McFadyean was told the figures given to her are not official statistics but "purely UK Border Agency management information". She was asked to refer to them as "figures supplied by the Home Office or something along those lines".

Second, the man placed in charge of the review, Dave Wood, is currently head of enforcement at the UKBA. He is not an expert in the safeguarding of children and child welfare. Nor does the UKBA ‘Children’s Champion’ Kristian Armstrong — also working on the Review — have any background in child protection or children’s services.
 
There were many independent child welfare experts whom the government might have appointed to head the review into the detention of children for immigration purposes, yet it chose to appoint the architect of the former government's discredited child detention strategy to oversee the formulation of ‘an alternative’. It is little wonder that another rushed and flawed pilot is being used as an excuse to return to ‘detention as a last resort’.

"It remains the case that only those who both the Agency and the courts are satisfied do not need the UK’s protection, and refuse to leave voluntarily, face removal.  The instigation of any family removal will be initiated only when all appeal rights have been exhausted.

We have information that families who have not exhausted their right to appeal are being used in the pilots. A denial of due process that the Children’s Society complained about in a recent investigation for BBC Radio 4.

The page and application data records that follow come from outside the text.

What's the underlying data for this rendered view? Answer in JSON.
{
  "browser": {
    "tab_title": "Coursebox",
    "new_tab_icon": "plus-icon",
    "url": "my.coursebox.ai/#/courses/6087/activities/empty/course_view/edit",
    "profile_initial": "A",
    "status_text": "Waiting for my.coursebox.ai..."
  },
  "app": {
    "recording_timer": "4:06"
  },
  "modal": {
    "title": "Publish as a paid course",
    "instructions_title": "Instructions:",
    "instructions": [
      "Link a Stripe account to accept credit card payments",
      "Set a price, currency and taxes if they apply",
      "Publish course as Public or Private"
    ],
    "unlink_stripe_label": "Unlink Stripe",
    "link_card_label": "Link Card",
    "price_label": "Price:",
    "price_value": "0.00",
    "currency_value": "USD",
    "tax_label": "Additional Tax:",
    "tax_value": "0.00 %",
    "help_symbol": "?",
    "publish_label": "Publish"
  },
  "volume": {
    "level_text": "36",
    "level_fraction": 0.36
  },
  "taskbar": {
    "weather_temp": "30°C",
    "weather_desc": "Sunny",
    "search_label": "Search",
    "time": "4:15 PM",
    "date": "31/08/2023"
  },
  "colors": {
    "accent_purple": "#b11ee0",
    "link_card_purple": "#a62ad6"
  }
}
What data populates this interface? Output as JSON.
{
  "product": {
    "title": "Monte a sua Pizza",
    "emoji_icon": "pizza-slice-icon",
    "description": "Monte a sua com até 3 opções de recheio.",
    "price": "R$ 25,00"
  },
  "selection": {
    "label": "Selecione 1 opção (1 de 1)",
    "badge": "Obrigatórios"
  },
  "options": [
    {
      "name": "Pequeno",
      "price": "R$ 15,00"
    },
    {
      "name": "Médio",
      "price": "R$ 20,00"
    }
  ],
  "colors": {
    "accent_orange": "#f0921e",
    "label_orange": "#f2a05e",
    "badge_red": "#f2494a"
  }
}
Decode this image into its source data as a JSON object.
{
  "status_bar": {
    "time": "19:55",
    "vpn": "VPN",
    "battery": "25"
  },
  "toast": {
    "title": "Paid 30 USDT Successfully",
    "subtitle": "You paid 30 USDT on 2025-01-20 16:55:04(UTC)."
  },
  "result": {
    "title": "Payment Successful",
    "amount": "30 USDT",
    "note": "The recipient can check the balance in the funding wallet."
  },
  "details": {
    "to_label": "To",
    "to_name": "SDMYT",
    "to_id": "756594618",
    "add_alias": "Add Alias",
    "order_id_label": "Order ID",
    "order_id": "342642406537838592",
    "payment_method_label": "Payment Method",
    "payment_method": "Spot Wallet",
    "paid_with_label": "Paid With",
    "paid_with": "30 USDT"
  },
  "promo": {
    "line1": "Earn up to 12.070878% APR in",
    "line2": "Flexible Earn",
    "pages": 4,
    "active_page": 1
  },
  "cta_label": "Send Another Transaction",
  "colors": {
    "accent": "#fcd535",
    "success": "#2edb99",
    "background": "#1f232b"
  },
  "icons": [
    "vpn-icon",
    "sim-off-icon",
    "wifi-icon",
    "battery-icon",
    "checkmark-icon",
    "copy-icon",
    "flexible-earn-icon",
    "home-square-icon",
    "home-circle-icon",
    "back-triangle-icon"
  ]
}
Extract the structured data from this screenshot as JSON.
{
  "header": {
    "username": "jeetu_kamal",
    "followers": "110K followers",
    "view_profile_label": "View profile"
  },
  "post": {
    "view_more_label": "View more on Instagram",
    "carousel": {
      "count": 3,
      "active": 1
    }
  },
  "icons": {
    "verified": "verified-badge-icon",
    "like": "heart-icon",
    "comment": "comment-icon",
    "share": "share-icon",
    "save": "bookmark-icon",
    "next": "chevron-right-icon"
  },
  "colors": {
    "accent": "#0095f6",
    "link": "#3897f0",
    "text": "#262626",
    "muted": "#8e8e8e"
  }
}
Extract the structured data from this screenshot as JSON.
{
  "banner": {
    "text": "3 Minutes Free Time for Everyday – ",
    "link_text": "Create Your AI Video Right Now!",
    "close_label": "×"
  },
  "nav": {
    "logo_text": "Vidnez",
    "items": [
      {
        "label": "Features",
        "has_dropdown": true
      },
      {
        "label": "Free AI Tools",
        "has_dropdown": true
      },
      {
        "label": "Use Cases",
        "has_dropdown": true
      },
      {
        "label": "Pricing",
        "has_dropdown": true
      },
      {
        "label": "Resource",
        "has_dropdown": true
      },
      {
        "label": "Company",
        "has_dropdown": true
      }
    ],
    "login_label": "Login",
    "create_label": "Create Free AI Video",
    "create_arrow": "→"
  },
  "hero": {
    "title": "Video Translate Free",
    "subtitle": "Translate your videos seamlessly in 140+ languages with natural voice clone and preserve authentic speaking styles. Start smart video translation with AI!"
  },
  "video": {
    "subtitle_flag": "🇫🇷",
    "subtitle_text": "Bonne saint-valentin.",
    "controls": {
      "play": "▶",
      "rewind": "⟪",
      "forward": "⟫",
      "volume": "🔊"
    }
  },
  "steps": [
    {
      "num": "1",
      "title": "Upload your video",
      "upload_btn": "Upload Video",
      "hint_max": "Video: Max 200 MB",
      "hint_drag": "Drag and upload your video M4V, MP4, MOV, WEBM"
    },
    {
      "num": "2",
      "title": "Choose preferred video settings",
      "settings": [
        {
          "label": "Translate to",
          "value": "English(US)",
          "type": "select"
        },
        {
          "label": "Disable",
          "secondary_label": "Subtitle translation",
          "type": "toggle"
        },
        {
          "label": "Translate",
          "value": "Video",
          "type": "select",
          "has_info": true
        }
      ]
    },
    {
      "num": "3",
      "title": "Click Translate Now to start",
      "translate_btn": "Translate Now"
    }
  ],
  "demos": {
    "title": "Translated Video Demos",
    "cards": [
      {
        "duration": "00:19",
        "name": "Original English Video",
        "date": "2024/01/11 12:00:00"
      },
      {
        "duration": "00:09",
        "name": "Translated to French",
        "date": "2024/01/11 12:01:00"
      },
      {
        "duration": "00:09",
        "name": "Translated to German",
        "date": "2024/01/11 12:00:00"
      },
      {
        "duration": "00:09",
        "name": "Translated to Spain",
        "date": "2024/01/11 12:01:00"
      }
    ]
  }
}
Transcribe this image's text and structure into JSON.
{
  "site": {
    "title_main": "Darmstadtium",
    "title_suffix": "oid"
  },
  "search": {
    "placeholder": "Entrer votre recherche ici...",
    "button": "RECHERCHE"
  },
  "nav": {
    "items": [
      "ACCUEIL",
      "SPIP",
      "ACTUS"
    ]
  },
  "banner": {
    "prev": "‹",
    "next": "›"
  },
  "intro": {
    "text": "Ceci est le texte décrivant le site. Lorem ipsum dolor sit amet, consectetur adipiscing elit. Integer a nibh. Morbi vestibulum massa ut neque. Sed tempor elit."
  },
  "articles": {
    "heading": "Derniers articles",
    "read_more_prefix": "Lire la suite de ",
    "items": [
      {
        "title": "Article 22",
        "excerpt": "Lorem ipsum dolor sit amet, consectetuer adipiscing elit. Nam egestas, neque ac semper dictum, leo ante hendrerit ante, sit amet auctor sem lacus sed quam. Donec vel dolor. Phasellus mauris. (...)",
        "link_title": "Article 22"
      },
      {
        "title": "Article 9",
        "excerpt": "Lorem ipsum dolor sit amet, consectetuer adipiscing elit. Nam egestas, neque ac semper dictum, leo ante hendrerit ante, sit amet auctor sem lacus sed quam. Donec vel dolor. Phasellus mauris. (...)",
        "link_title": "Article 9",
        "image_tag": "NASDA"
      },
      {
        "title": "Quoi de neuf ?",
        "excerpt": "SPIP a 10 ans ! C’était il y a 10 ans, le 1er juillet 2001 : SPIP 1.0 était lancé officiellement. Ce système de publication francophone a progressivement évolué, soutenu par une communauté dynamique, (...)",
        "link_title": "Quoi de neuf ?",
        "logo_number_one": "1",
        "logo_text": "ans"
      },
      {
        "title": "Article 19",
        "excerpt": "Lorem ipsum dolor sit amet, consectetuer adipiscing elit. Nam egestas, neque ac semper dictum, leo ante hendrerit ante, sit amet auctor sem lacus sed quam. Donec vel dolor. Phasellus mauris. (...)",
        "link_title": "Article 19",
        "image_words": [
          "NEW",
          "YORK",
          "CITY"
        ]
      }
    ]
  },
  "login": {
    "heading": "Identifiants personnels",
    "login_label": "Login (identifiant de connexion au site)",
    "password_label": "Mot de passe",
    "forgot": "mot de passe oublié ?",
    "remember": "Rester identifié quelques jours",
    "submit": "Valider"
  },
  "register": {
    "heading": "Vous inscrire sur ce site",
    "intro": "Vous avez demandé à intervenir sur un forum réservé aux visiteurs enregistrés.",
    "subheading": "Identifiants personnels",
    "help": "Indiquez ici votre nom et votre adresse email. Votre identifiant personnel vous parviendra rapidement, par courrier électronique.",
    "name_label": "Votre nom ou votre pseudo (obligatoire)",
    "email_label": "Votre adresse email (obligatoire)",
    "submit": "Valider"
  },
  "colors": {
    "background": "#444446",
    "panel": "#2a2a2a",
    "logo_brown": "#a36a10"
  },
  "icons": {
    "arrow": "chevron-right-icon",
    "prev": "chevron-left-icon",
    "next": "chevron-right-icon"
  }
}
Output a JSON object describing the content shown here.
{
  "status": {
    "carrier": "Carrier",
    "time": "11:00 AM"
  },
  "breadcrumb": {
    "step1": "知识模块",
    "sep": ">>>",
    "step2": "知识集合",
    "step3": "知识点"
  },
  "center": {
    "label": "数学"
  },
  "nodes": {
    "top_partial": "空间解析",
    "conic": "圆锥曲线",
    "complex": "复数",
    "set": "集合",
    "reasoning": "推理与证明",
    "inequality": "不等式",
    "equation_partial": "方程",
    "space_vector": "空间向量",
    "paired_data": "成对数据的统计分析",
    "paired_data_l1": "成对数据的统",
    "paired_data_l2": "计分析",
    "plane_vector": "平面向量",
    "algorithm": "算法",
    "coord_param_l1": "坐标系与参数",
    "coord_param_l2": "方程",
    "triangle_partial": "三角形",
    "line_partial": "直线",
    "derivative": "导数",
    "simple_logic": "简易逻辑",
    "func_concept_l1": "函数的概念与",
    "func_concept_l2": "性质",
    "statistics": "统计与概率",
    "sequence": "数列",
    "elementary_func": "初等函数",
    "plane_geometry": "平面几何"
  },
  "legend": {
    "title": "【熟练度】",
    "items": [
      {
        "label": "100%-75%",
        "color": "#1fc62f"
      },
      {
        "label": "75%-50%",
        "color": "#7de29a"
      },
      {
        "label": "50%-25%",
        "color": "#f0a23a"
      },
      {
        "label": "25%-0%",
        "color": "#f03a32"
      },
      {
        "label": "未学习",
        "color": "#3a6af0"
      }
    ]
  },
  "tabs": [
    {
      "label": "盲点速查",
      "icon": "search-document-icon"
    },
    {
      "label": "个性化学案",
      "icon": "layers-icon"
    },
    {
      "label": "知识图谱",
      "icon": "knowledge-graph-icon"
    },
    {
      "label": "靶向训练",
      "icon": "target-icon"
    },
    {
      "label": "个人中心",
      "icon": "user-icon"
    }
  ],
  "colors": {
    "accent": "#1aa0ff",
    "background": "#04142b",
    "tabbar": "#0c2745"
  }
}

"The pilots are exploring alternatives to detention. 

This is misleading. Detention is still a part of the pilots. After the second notice period children and families are still being detained.

"Families in the pilot process are given a minimum of two weeks to consider voluntary departure options.  The period of consideration is based on the individual circumstances of the family. Following the expiry of this period of consideration there is a second notice period, again of two weeks before the family face enforced removal.

We have information that rather than being asked to ‘consider’ voluntary departure, families are being pressured into returning to countries where they fear persecution. 

If the family exercises their legal right to appeal, the government says they ‘face enforced removal’ including detention. 

"The pilots are seeking to take an approach which acknowledges that the welfare of the children involved must be taken into account at every stage.  They are exploring how we can strengthen the way the UK Border Agency engages with families and takes decisions, with the aim of giving families the opportunity to control how they return home, and to do so with dignity.

There is no evidence of this whatsoever. Apart from some information gleaned by a recent BBC investigation very little information regarding the pilots has been made public and they are far from transparent. 
 
We are awaiting a response to a Freedom of Information Request we submitted asking who has been consulted in the design of these pilots. As far as we are aware there has been no consultation with child welfare practitioners or child protection experts. It is not clear that the pilots have been ‘designed’ at all in any recognised sense, or whether there is any provision for proper and detailed evaluation. 
 
"The experience of the pilots, supported by the wide consultation instigated by the UKBA, continues to feed into the ongoing review of Child Detention.

As above, the ‘experience of the pilots’ will be very hard to determine given the gaping flaws in their design.

About the author

Clare Sambrook, novelist and journalist. Co-editor of OurKingdom and co-founder of End Child Detention Now. Winner of Paul Foot Award and Bevins Prize for outstanding investigative journalism in 2010. Orwell Prize nominee in 2013.